Hybrid cars have long been a favorite of eco-conscious soccer moms and hipster cool kids, but these days they’re more popular than ever. In 2012, more than 4.5 million hybrids were sold the world over. People love hybrid fuel economy, the sleek designs, and the thought that they’re doing their part to help the environment. Though they are becoming more popular, there is still one common concern about these cars. Battery replacement. Here is a short guide to hybrid battery replacement.
1. When will my battery fail?
It’s hard to say exactly when a hybrid battery will fail. It’s important to know that there are two batteries in a hybrid car (which is why it gets such good fuel economy). One is a 12 volt lead-acid battery that is found in most vehicles, which can be replaced in most cases for less than $100. The hybrid battery on the other hand, is usually a little more pricey. The warranty for these is generally around 100,000 miles or eight years.
2. What are my options for replacement?
When the hybrid battery does fail, there are a few different options for replacement. First of all, you don’t necessarily have to get the battery completely replaced. There are a couple of methods of hybrid battery repair, like reconditioning or remanufacturing. Additionally, if you do choose to purchase new, you aren’t limited to having to get the battery from a dealership since there are other third party providers these days.
3. Is hybrid battery replacement really that big of a deal?
When it comes down to it, hybrid battery replacement just isn’t as big of a deal as it used to be. Sure, it’s still a little pricey, but the number of options and increased competition in the market is driving costs down. Furthermore, batteries are manufactured to perform better and last longer than they used to.

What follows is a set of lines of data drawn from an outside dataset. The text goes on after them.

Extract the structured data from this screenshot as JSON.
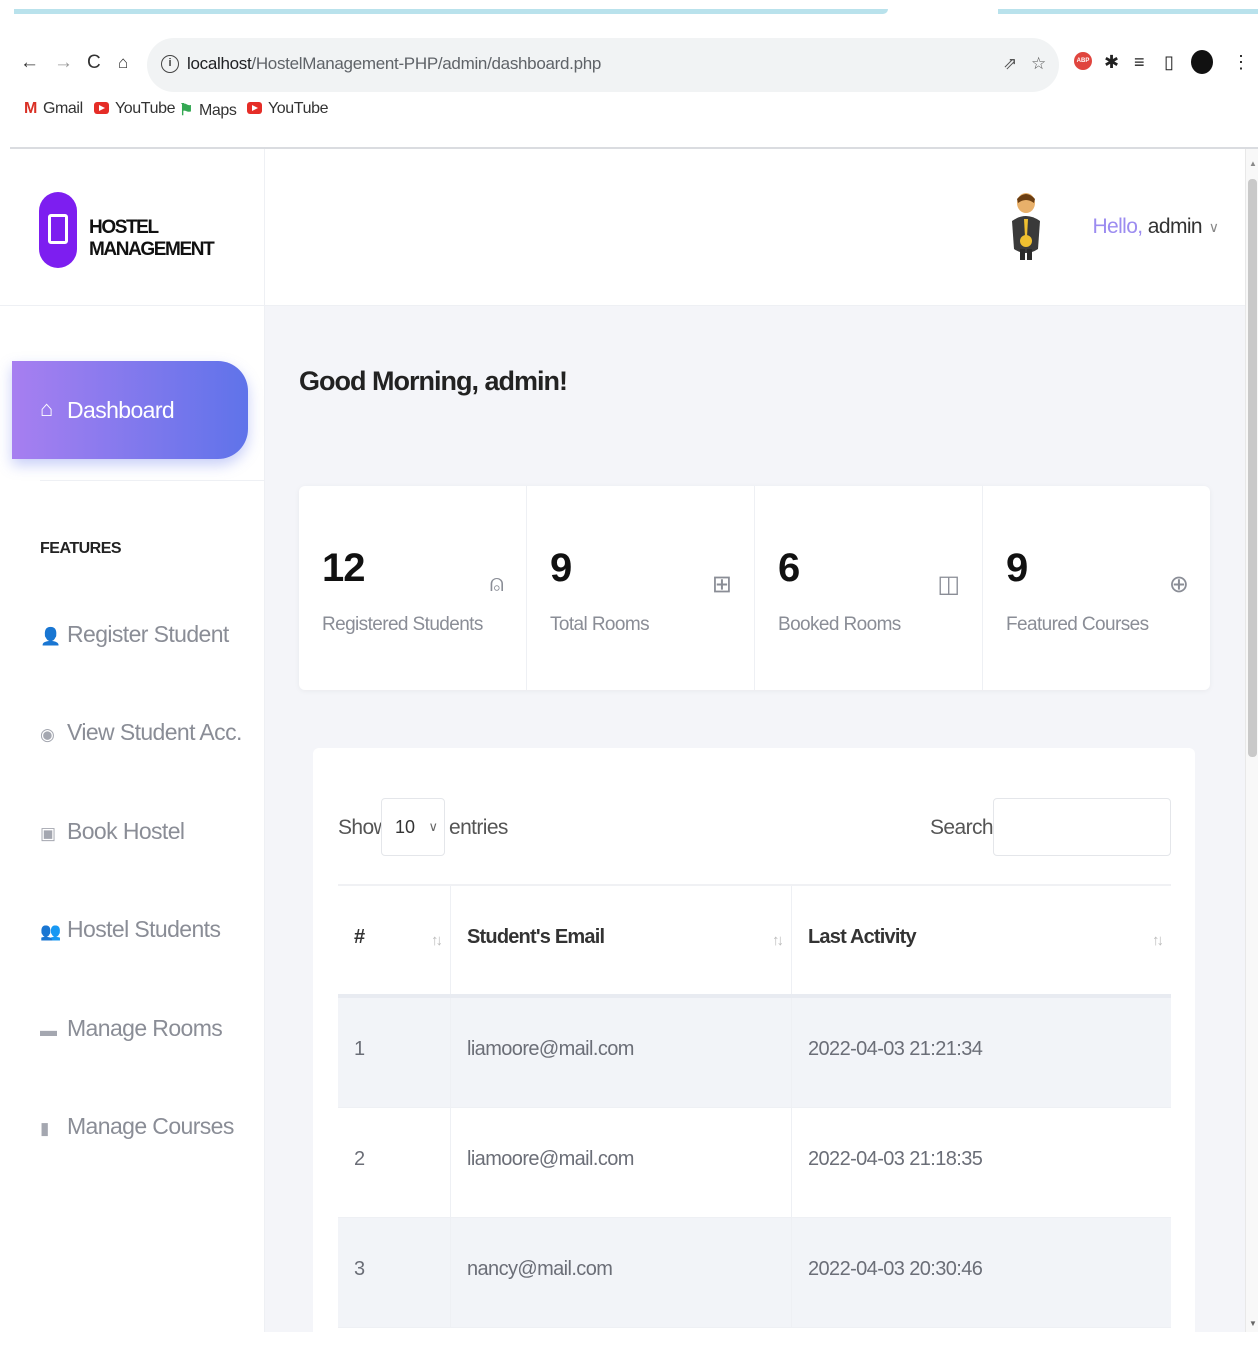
{
  "browser": {
    "url_host": "localhost",
    "url_path": "/HostelManagement-PHP/admin/dashboard.php",
    "bookmarks": [
      "Gmail",
      "YouTube",
      "Maps",
      "YouTube"
    ]
  },
  "sidebar": {
    "brand": "HOSTEL MANAGEMENT",
    "active": "Dashboard",
    "section": "FEATURES",
    "items": [
      {
        "label": "Register Student",
        "icon": "user-plus-icon"
      },
      {
        "label": "View Student Acc.",
        "icon": "user-circle-icon"
      },
      {
        "label": "Book Hostel",
        "icon": "hotel-icon"
      },
      {
        "label": "Hostel Students",
        "icon": "users-icon"
      },
      {
        "label": "Manage Rooms",
        "icon": "bed-icon"
      },
      {
        "label": "Manage Courses",
        "icon": "book-icon"
      }
    ]
  },
  "topbar": {
    "hello": "Hello,",
    "user": "admin"
  },
  "main": {
    "greeting": "Good Morning, admin!",
    "stats": [
      {
        "value": "12",
        "label": "Registered Students",
        "icon": "user-plus-icon"
      },
      {
        "value": "9",
        "label": "Total Rooms",
        "icon": "grid-icon"
      },
      {
        "value": "6",
        "label": "Booked Rooms",
        "icon": "book-open-icon"
      },
      {
        "value": "9",
        "label": "Featured Courses",
        "icon": "globe-icon"
      }
    ],
    "table": {
      "show": "Show",
      "entries_value": "10",
      "entries": "entries",
      "search": "Search:",
      "columns": [
        "#",
        "Student's Email",
        "Last Activity"
      ],
      "rows": [
        [
          "1",
          "liamoore@mail.com",
          "2022-04-03 21:21:34"
        ],
        [
          "2",
          "liamoore@mail.com",
          "2022-04-03 21:18:35"
        ],
        [
          "3",
          "nancy@mail.com",
          "2022-04-03 20:30:46"
        ]
      ]
    }
  },
  "colors": {
    "accent_start": "#a77ff0",
    "accent_end": "#5f73ea",
    "brand": "#7d1ef0"
  }
}
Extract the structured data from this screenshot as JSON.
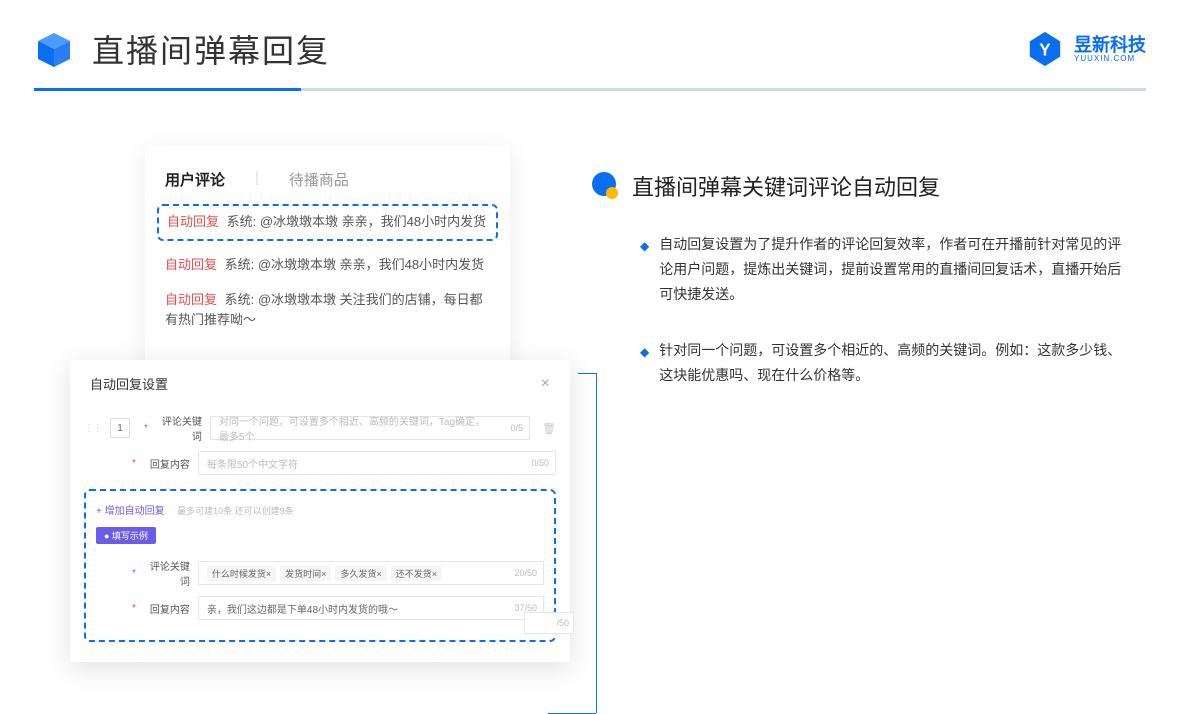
{
  "header": {
    "title": "直播间弹幕回复",
    "brand_cn": "昱新科技",
    "brand_en": "YUUXIN.COM"
  },
  "comments": {
    "tab_active": "用户评论",
    "tab_inactive": "待播商品",
    "auto_tag": "自动回复",
    "items": [
      "系统: @冰墩墩本墩 亲亲，我们48小时内发货",
      "系统: @冰墩墩本墩 亲亲，我们48小时内发货",
      "系统: @冰墩墩本墩 关注我们的店铺，每日都有热门推荐呦～"
    ]
  },
  "settings": {
    "title": "自动回复设置",
    "idx": "1",
    "row1_label": "评论关键词",
    "row1_placeholder": "对同一个问题，可设置多个相近、高频的关键词，Tag确定，最多5个",
    "row1_count": "0/5",
    "row2_label": "回复内容",
    "row2_placeholder": "每条限50个中文字符",
    "row2_count": "0/50",
    "add_text": "+ 增加自动回复",
    "add_hint": "最多可建10条 还可以创建9条",
    "example_badge": "● 填写示例",
    "ex_row1_label": "评论关键词",
    "ex_tags": [
      "什么时候发货×",
      "发货时间×",
      "多久发货×",
      "还不发货×"
    ],
    "ex_row1_count": "20/50",
    "ex_row2_label": "回复内容",
    "ex_row2_value": "亲，我们这边都是下单48小时内发货的哦～",
    "ex_row2_count": "37/50",
    "overflow_count": "/50"
  },
  "right": {
    "section_title": "直播间弹幕关键词评论自动回复",
    "bullets": [
      "自动回复设置为了提升作者的评论回复效率，作者可在开播前针对常见的评论用户问题，提炼出关键词，提前设置常用的直播间回复话术，直播开始后可快捷发送。",
      "针对同一个问题，可设置多个相近的、高频的关键词。例如：这款多少钱、这块能优惠吗、现在什么价格等。"
    ]
  }
}
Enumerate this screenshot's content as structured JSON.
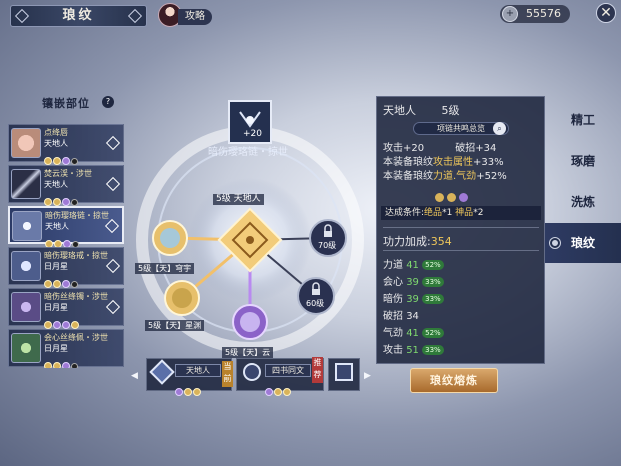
{
  "header": {
    "title": "琅纹",
    "guide_label": "攻略",
    "currency_value": "55576",
    "close_icon": "close-icon"
  },
  "left": {
    "heading": "镶嵌部位",
    "slots": [
      {
        "name": "点绛唇",
        "sub": "天地人"
      },
      {
        "name": "焚云渓・涉世",
        "sub": "天地人"
      },
      {
        "name": "暗伤璎珞链・掠世",
        "sub": "天地人"
      },
      {
        "name": "暗伤璎珞戒・掠世",
        "sub": "日月星"
      },
      {
        "name": "暗伤丝绦镯・涉世",
        "sub": "日月星"
      },
      {
        "name": "会心丝绦佩・涉世",
        "sub": "日月星"
      }
    ]
  },
  "center": {
    "item_level": "+20",
    "item_title": "暗伤璎珞链・掠世",
    "core_label": "5级 天地人",
    "node_left_top": "5级【天】穹宇",
    "node_left_bottom": "5级【天】星渊",
    "node_bottom": "5级【天】云",
    "lock1": "70级",
    "lock2": "60级"
  },
  "bottom": {
    "card1_name": "天地人",
    "card1_tag": "当前",
    "card2_name": "四书同文",
    "card2_tag": "推荐"
  },
  "detail": {
    "name": "天地人",
    "level": "5级",
    "link_btn": "项链共鸣总览",
    "attack": "攻击+20",
    "break": "破招+34",
    "line1_a": "本装备琅纹",
    "line1_b": "攻击属性",
    "line1_c": "+33%",
    "line2_a": "本装备琅纹",
    "line2_b": "力道.气劲",
    "line2_c": "+52%",
    "cond_a": "达成条件:",
    "cond_b": "绝品",
    "cond_c": "*1",
    "cond_d": "神品",
    "cond_e": "*2",
    "power_label": "功力加成:",
    "power_value": "354",
    "stats": [
      {
        "name": "力道",
        "value": "41",
        "badge": "52%"
      },
      {
        "name": "会心",
        "value": "39",
        "badge": "33%"
      },
      {
        "name": "暗伤",
        "value": "39",
        "badge": "33%"
      },
      {
        "name": "破招",
        "value": "34",
        "badge": ""
      },
      {
        "name": "气劲",
        "value": "41",
        "badge": "52%"
      },
      {
        "name": "攻击",
        "value": "51",
        "badge": "33%"
      }
    ]
  },
  "tabs": [
    "精工",
    "琢磨",
    "洗炼",
    "琅纹"
  ],
  "forge_button": "琅纹熔炼",
  "colors": {
    "gold": "#efc75b",
    "panel": "#1c2440",
    "accent_purple": "#a884e0"
  }
}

Do you have any other questions about hybrid battery replacement? Feel free to ask us in the comments section below.